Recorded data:
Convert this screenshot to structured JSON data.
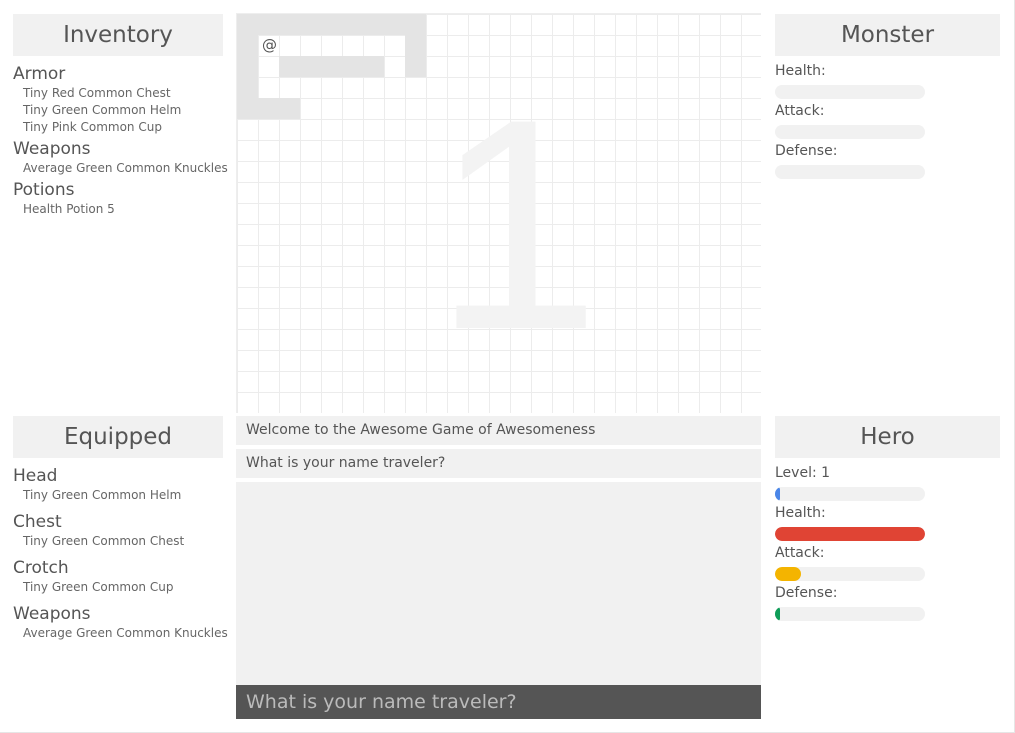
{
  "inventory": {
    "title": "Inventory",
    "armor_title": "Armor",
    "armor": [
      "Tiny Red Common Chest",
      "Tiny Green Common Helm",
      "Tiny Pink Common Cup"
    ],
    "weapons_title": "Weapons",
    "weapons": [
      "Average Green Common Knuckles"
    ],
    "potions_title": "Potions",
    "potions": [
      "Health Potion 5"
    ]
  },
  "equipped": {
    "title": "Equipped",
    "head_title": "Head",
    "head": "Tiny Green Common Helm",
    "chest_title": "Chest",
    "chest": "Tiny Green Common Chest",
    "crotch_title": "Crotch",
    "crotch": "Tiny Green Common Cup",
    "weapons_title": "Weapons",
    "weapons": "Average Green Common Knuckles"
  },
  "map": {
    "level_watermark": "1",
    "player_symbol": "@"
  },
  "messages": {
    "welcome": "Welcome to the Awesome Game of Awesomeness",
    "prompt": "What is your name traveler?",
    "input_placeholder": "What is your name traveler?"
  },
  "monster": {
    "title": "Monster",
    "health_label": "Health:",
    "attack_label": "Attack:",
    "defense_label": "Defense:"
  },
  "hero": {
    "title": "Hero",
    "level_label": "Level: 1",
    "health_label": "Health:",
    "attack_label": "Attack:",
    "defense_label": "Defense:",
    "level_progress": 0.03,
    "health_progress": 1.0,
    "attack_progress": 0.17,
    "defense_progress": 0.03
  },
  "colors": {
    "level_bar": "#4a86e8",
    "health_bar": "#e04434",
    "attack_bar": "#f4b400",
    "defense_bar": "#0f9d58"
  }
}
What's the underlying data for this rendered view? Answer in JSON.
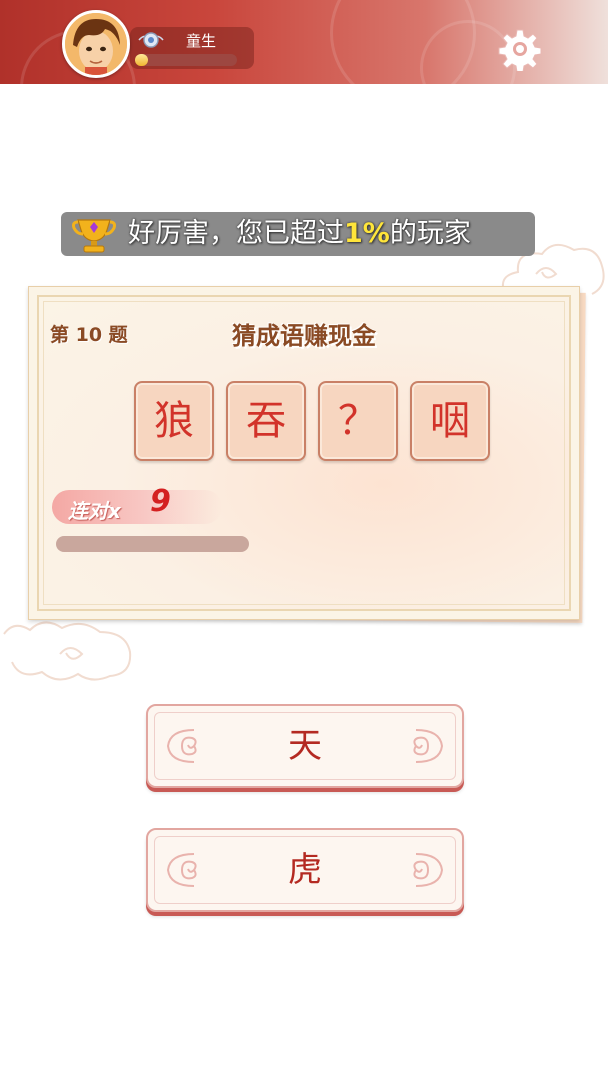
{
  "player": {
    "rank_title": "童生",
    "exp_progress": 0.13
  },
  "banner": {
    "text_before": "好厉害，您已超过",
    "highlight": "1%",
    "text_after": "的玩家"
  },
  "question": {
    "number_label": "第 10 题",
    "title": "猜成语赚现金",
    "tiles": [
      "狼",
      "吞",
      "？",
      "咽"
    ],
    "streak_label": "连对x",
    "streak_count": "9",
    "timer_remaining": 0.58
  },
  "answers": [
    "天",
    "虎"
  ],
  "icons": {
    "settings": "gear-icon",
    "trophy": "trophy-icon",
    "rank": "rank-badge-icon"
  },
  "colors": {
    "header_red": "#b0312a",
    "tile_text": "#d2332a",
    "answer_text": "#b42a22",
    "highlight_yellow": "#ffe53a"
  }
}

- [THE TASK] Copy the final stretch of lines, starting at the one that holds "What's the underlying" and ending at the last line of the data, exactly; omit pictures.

- [OUTPUT OF THE EXERCISE]
What's the underlying data for this rendered view? Answer in JSON.
{
  "player": {
    "rank_title": "童生",
    "exp_progress": 0.13
  },
  "banner": {
    "text_before": "好厉害，您已超过",
    "highlight": "1%",
    "text_after": "的玩家"
  },
  "question": {
    "number_label": "第 10 题",
    "title": "猜成语赚现金",
    "tiles": [
      "狼",
      "吞",
      "？",
      "咽"
    ],
    "streak_label": "连对x",
    "streak_count": "9",
    "timer_remaining": 0.58
  },
  "answers": [
    "天",
    "虎"
  ],
  "icons": {
    "settings": "gear-icon",
    "trophy": "trophy-icon",
    "rank": "rank-badge-icon"
  },
  "colors": {
    "header_red": "#b0312a",
    "tile_text": "#d2332a",
    "answer_text": "#b42a22",
    "highlight_yellow": "#ffe53a"
  }
}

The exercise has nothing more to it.